= DATA FOR PROCESSING =
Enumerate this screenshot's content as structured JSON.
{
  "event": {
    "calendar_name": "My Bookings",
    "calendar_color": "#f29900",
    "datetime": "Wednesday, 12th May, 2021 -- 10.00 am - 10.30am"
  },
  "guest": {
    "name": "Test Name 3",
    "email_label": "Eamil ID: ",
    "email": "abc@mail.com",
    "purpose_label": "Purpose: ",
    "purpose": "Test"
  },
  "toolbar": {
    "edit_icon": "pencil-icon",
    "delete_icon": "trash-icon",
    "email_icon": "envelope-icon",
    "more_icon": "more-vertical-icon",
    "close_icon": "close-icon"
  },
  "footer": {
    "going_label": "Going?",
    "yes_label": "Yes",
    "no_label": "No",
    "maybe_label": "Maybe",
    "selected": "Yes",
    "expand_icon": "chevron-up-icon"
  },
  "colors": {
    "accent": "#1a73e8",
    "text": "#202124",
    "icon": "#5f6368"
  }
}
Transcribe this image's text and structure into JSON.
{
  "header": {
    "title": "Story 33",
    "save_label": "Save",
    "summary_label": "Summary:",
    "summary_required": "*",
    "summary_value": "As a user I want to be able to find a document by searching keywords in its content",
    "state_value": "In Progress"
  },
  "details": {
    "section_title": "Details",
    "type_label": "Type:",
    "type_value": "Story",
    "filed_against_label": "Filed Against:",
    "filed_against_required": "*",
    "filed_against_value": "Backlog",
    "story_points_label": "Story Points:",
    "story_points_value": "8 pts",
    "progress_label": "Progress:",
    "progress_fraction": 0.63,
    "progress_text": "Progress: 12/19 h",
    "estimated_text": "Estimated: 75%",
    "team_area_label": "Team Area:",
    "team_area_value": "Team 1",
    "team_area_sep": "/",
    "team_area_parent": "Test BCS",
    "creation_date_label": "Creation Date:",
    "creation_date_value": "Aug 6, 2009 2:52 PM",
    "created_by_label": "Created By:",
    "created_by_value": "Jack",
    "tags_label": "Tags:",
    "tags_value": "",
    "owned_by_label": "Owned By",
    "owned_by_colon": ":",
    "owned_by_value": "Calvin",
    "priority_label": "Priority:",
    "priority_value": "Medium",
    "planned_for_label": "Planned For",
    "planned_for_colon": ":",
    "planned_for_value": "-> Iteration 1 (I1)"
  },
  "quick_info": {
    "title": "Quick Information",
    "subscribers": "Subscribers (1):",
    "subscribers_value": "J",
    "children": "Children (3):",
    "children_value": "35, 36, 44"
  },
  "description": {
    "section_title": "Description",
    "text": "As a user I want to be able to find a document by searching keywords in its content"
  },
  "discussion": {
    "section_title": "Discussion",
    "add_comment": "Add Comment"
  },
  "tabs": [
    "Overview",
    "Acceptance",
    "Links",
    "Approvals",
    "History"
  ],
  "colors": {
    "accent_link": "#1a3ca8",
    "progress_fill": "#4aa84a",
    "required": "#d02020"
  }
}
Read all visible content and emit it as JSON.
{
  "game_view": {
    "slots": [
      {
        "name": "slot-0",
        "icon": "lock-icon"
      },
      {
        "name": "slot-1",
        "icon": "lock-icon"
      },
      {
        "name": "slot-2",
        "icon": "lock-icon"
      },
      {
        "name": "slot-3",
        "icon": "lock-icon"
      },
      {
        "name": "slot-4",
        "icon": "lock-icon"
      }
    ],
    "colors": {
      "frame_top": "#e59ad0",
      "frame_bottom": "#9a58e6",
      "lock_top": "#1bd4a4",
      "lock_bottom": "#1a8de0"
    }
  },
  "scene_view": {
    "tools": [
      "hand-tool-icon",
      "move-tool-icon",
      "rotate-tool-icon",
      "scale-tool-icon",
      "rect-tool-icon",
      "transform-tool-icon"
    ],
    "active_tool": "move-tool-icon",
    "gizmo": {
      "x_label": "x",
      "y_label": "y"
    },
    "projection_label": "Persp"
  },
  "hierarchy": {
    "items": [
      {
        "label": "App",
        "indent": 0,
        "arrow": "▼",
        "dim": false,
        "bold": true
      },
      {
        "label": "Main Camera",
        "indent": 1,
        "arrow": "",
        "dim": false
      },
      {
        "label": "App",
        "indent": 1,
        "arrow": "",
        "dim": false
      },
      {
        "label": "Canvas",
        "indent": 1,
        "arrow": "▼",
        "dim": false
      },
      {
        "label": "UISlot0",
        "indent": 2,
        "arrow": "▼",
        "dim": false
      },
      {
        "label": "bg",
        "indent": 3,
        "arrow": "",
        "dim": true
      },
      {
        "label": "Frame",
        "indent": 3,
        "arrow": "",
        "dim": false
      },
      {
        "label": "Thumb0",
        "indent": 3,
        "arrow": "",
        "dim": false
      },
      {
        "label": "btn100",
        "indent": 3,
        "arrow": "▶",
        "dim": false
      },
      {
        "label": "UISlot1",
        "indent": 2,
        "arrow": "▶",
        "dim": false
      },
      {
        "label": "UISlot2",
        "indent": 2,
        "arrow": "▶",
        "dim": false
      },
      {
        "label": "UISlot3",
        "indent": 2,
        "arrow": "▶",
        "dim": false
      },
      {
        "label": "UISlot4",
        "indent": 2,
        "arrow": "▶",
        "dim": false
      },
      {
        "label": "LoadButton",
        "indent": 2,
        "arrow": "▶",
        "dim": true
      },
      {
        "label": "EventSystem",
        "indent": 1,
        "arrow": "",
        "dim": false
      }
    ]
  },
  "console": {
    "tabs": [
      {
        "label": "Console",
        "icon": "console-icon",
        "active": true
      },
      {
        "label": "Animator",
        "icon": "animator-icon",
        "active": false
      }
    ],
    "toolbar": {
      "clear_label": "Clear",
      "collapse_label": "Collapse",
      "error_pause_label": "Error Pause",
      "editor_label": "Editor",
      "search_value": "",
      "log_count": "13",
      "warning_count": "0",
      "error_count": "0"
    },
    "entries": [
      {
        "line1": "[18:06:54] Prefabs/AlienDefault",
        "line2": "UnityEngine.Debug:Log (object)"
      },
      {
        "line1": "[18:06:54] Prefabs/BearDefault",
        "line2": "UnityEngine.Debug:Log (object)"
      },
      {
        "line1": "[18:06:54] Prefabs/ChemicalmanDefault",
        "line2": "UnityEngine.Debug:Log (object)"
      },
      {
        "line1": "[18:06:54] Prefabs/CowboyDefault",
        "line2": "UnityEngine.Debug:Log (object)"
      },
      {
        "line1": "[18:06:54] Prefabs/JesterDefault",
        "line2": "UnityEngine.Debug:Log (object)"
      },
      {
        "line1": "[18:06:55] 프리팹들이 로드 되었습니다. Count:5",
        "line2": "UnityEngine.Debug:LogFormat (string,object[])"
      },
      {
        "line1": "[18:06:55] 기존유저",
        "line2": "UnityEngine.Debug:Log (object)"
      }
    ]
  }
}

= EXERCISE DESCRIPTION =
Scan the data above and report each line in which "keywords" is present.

= ANSWER SECTION =
    "summary_value": "As a user I want to be able to find a document by searching keywords in its content",
    "text": "As a user I want to be able to find a document by searching keywords in its content"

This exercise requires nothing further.